INDIVIDUAL | Inducted 1998
For almost two decades, Jorjet Harper has been a journalist and columnist, commenting on a panorama of gay- and lesbian – orientated topics in publications throughout the country. In addition, her “Lesbomania” columns and performances have tackled homophobia and built community through humor. More recently, she has been a speaker and educator on lesbian and gay issues in history.
Harper began writing for Chicago’s lesbian-feminist newsletter Blazing Star shortly after moving here from her native New York City in 1979. When Blazing Star was incorporated into GayLife during Grant Ford’s tenure as the latter’s founding publisher, she became co-editor of GayLife’s “women’s section.” After several years as a freelancer writing arts features and reviews for GayLife, she joined the original staff of Windy City Times as typesetter, proofreader, and contributing writer, later becoming the paper’s books editor. Still later, Harper was on the founding staff of Outlines, serving as entertainment editor from 1987 to 1990. She has also contributed to Outlines and Nightlines as writer and photographer and was a regular columnist and contributor for the influential Chicago-based national lesbian magazine Hot Wire: The Journal of Women’s Music and Culture during its 10-year history.

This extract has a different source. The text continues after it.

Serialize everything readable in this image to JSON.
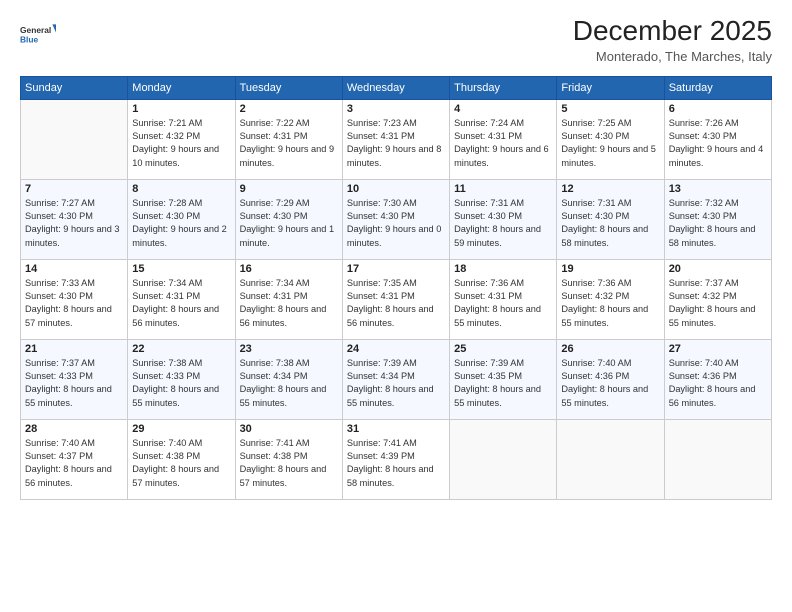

The growth of lesbian identity, gay and lesbian culture in a wider community context, and the illogic of homophobia have always been Harper’s main themes. Through syndication of her writings to publishers in other cities, she has helped to forge ongoing links between Chicagoans and other gay and lesbian communities nationwide. From her Chicago home base, Harper has written sparkling commentary on a panorama of gay-related subjects. Her 1989 cover story, “Lesbians in the Girl Scouts,” appeared in the national magazine OutWeek and was the first article ever written on that previously silenced subject. She has also been published in mainstream newspapers and general-audience cultural publications.
Perhaps Harper’s most influential contribution has been through the community-building and healing power of her humor. In 1990, she began writing a humor column, “Lesbomania”—first in Nightlines, then in Outlines, and now appearing also in Baltimore, Philadelphia, and Miami—which aims to serve positive social change and the struggle against homophobia. Two books of her columns have been published; a third, as well as a French edition of her second, is due in 1999; and she has contributed to anthologies of lesbian writing and women’s humor.
Though she considers herself primarily a writer rather than performer, Harper performed staged versions of “Lesbomania” that include slides of her comic artwork at several Chicago venues. She has also been on programs at Women & Children First bookstore, has performed at New York’s Gay and Lesbian Community Center, and has given talks and readings across the United States and Europe. In recent years, she has become a speaker and educator on lesbian and gay issues in the wider community and has given talks on Chicago gay and lesbian history for college students. She is a strong believer in strengthening links between lesbian and gay Chicagoans and the international lesbian and gay movement. (Please note: this information has not been updated since the time of the member’s induction).